A coalition of technology leaders, businesses, organizations and academic institutions developed the Hour of Code campaign through a public nonprofit (Code.org), which is dedicated to “expanding participation in computer science by making it available in more schools and increasing participation by women and underrepresented students of color.”

Nearly every aspect of life is now impacted by computers and the use of computerized devices. The proponents of Hour of Code believe that it is important for students to have at least a basic understanding of how computers work and that every student should have the opportunity to learn computer science. The goals are to help nurture problem-solving skills, logic and creativity and open up 21st-century opportunities and career paths.

Amber Boehnlein, physicist and head of Jefferson Lab’s IT Division, heard about the Hour of Code initiative from a colleague. “It sounded like a great event and a really fun way to demystify computer programming for students,” she said. “This is an important skill for students to be aware of; it shows them how to structure a program and why algorithm development is necessary. They learn to apply what they’ve studied in math class. And ‘gamefying’ coding makes it fun; students can immediately see their results. It is empowering.”

Members of Jefferson Lab’s IT Division and Science Education staff are conducting Hour of Coding activities with BEAMS students throughout Computer Science Education Week. BEAMS, or Becoming Enthusiastic About Math and Science, is the lab’s long-running, hands-on, activities-driven program for fifth and sixth graders. Lab volunteers interact with the students during the activities and share some of their excitement and passion for their careers.

In addition to BEAMS, Science Education staff conducted training sessions with each of the 60 teachers enrolled in the 2015-16 Jefferson Lab Science Activities for Teachers, or JSAT, program. Forty of the teachers have signed up their classes to participate in the Hour of Code initiative. The webpage includes lesson plans for teachers participating in the initiative.

The Hour of Code tutorials are aimed at all ages worldwide, according Boehnlein. The students can write code for any or all of the Hour of Code animation activities: Star Wars, Minecraft, and Frozen with Anna and Elsa.

“Anybody can learn to program. It is fun,” she adds. “This is a fantastic way to enable the technology and foster career interests. All you need is a computer and a browser. It is something parents can do with their kids over the holidays or any time.”

“When I was in high school, my dad got a Commodore 64 and hooked it up to the TV,” Boehnlein recalls of her first foray into coding. “I wanted to understand how to make it work, so I got a book from the library. First, I coded a little calculator for it. I wanted to know how to code a game.”
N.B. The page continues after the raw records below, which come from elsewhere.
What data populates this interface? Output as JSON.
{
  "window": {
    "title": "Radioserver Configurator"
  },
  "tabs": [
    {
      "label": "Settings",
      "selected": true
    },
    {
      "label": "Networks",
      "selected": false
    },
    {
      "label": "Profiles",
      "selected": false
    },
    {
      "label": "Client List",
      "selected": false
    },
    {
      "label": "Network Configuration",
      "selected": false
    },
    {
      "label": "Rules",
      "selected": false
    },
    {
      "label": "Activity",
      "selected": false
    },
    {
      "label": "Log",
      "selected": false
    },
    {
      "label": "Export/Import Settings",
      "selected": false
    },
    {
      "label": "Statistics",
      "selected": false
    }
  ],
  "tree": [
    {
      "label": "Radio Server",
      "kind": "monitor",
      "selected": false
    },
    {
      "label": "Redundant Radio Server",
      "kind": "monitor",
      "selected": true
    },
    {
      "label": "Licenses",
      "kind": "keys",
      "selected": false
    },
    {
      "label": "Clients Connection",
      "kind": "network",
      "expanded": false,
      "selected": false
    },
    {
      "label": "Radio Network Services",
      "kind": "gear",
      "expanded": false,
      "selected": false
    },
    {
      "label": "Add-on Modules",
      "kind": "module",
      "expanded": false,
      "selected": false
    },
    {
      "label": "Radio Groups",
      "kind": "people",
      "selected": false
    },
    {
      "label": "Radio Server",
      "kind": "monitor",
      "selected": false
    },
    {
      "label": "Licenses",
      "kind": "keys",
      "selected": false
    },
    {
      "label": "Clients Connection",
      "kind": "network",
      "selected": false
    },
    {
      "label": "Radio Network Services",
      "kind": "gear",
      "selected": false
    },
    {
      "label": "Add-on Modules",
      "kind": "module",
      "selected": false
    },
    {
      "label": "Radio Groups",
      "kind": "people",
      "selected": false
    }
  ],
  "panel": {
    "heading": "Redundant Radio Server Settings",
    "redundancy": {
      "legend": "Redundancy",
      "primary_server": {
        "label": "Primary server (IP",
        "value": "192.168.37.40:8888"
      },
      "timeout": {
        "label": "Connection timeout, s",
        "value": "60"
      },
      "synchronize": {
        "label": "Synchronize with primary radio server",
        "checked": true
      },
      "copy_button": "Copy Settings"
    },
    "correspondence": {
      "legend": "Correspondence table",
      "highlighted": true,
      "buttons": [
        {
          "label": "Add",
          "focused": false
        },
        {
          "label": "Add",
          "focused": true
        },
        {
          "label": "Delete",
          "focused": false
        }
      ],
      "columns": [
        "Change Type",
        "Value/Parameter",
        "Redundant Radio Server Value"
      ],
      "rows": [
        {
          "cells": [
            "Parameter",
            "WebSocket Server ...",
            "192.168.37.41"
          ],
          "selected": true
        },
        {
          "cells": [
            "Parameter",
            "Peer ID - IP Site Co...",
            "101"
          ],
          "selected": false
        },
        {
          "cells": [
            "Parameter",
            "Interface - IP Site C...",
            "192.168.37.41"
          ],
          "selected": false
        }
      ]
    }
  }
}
“Learning the basics of programming was great for my understanding of physics,” she added.

She looks forward to being a resource for today’s students as they become tomorrow’s programmers and computer scientists.

Jefferson Lab is supported by the Office of Science of the U.S. Department of Energy. The Office of Science is the single largest supporter of basic research in the physical sciences in the United States, and is working to address some of the most pressing challenges of our time. For more information, visit science.energy.gov.